- Administer the pre-activity quiz.
- Present the Introduction/Motivation content to students.
- Hand out the worksheets and go through the 12-slide PowerPoint presentation with the class to review the methods used to convert between decimals, fractions and percentages. Pause at appropriate times to allow students to complete the related worksheet conversion problems.
- Hand out a NXT robot to each group and explain the program to them. As they convert fractions (of their own choosing) into decimal and percentage forms through hand calculations, they can double check their work with the robot.
- Direct students to use the touch sensor to run the program and enter fractions of their choosing. (The first use of the touch sensor button selects the numerator, locked in by pressing the enter button on the NXT brick; the next pressing of the touch sensor button selects the denominator, again stored by pressing the enter button on the NXT brick.)
- Once this is done, students make calculations by hand to convert the fraction they entered into decimal form. They press the NXT brick's enter button to double check their work, to see if they got the correct answer.
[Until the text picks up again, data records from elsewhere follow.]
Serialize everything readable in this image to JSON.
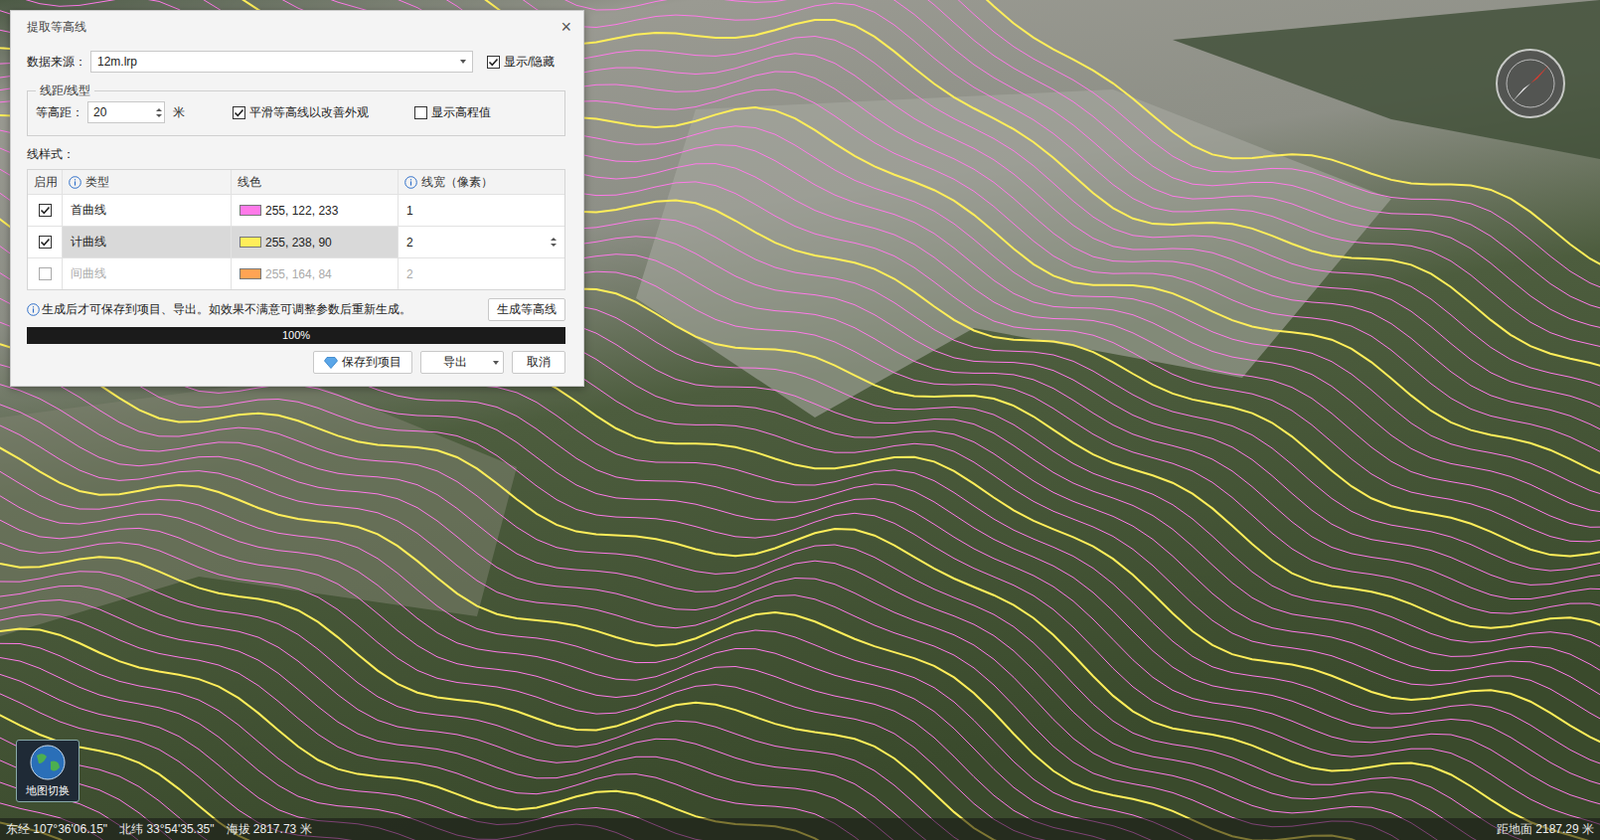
{
  "dialog": {
    "title": "提取等高线",
    "close": "×"
  },
  "source": {
    "label": "数据来源：",
    "value": "12m.lrp",
    "toggle": {
      "label": "显示/隐藏",
      "checked": true
    }
  },
  "spacing": {
    "group": "线距/线型",
    "label": "等高距：",
    "value": "20",
    "unit": "米",
    "smooth": {
      "label": "平滑等高线以改善外观",
      "checked": true
    },
    "elevation": {
      "label": "显示高程值",
      "checked": false
    }
  },
  "styles": {
    "label": "线样式：",
    "columns": [
      {
        "label": "启用",
        "info": false
      },
      {
        "label": "类型",
        "info": true
      },
      {
        "label": "线色",
        "info": false
      },
      {
        "label": "线宽（像素）",
        "info": true
      }
    ],
    "rows": [
      {
        "enabled": true,
        "type": "首曲线",
        "color": "#ff7ae9",
        "rgb": "255, 122, 233",
        "width": "1",
        "selected": false,
        "disabled": false
      },
      {
        "enabled": true,
        "type": "计曲线",
        "color": "#ffee5a",
        "rgb": "255, 238, 90",
        "width": "2",
        "selected": true,
        "disabled": false
      },
      {
        "enabled": false,
        "type": "间曲线",
        "color": "#ffa454",
        "rgb": "255, 164, 84",
        "width": "2",
        "selected": false,
        "disabled": true
      }
    ]
  },
  "hint": "生成后才可保存到项目、导出。如效果不满意可调整参数后重新生成。",
  "generate": "生成等高线",
  "progress": {
    "level": 1,
    "text": "100%"
  },
  "actions": [
    {
      "label": "保存到项目",
      "kind": "save"
    },
    {
      "label": "导出",
      "kind": "dropdown"
    },
    {
      "label": "取消",
      "kind": "plain"
    }
  ],
  "map": {
    "switch": "地图切换"
  },
  "status_bar": {
    "left": [
      "东经 107°36'06.15\"",
      "北纬 33°54'35.35\"",
      "海拔 2817.73 米"
    ],
    "right": "距地面 2187.29 米"
  }
}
- Next, they convert, by hand, the decimal into a percentage. Again, pressing the enter button reveals the correct answer so they can verify whether their hand calculations were done correctly.
- Pressing the enter button again causes the robot to move a certain distance. Students measure this distance. Explain that the robot only moves a fraction of the full distance. Their challenge is to figure out what distance the robot would have moved if the fraction was 1/1. Expect students who are fully understanding the concepts to be able to use the known fraction and robot travel distance to figure out the full distance.
- Once this is understood, let students have fun by creating fractions that result in the robot moving whatever distances they want. Using the numbers above as an example, if they wanted the robot to move 8 feet, students can enter a fraction of 8/10.
- Competition: Conduct a game in which competing groups must enter a fraction that causes the robot to travel a specified distance. To do this, they must work backwards to calculate the initial distance based on the first fraction entered and the distance that the robot moved as a result of this fraction. The group whose robot moves the closest to the specified target wins the game.
- Collect the completed worksheets.
- Conclude by administering the post-activity quiz.
Attachments
- DFP Presentation (pptx)
- DFP Presentation (pdf)
- DFP Pre-Activity Quiz (docx)
- DFP Pre-Activity Quiz (pdf)
- DFP Pre-Activity Quiz Answer Key (docx)
- DFP Pre-Activity Quiz Answer Key (pdf)
- DFP Program (rbt)
- DFP Worksheet (docx)
- DFP Worksheet (pdf)
- DFP Worksheet Answer Key (docx)
- DFP Worksheet Answer Key (pdf)
- DFP Post-Activity Quiz (docx)
- DFP Post-Activity Quiz (pdf)
- DFP Post-Activity Quiz Answer Key (docx)
- DFP Post-Activity Quiz Answer Key (pdf)
Troubleshooting Tips
Assessment
Activity Extensions
Additional Multimedia Support
Contributors
Javed Narain
Copyright
© 2013 by Regents of the University of Colorado; original © 2013 Polytechnic Institute of New York University
Supporting Program
AMPS GK-12 Program, Polytechnic Institute of New York University
Acknowledgements
Last modified: February 10, 2016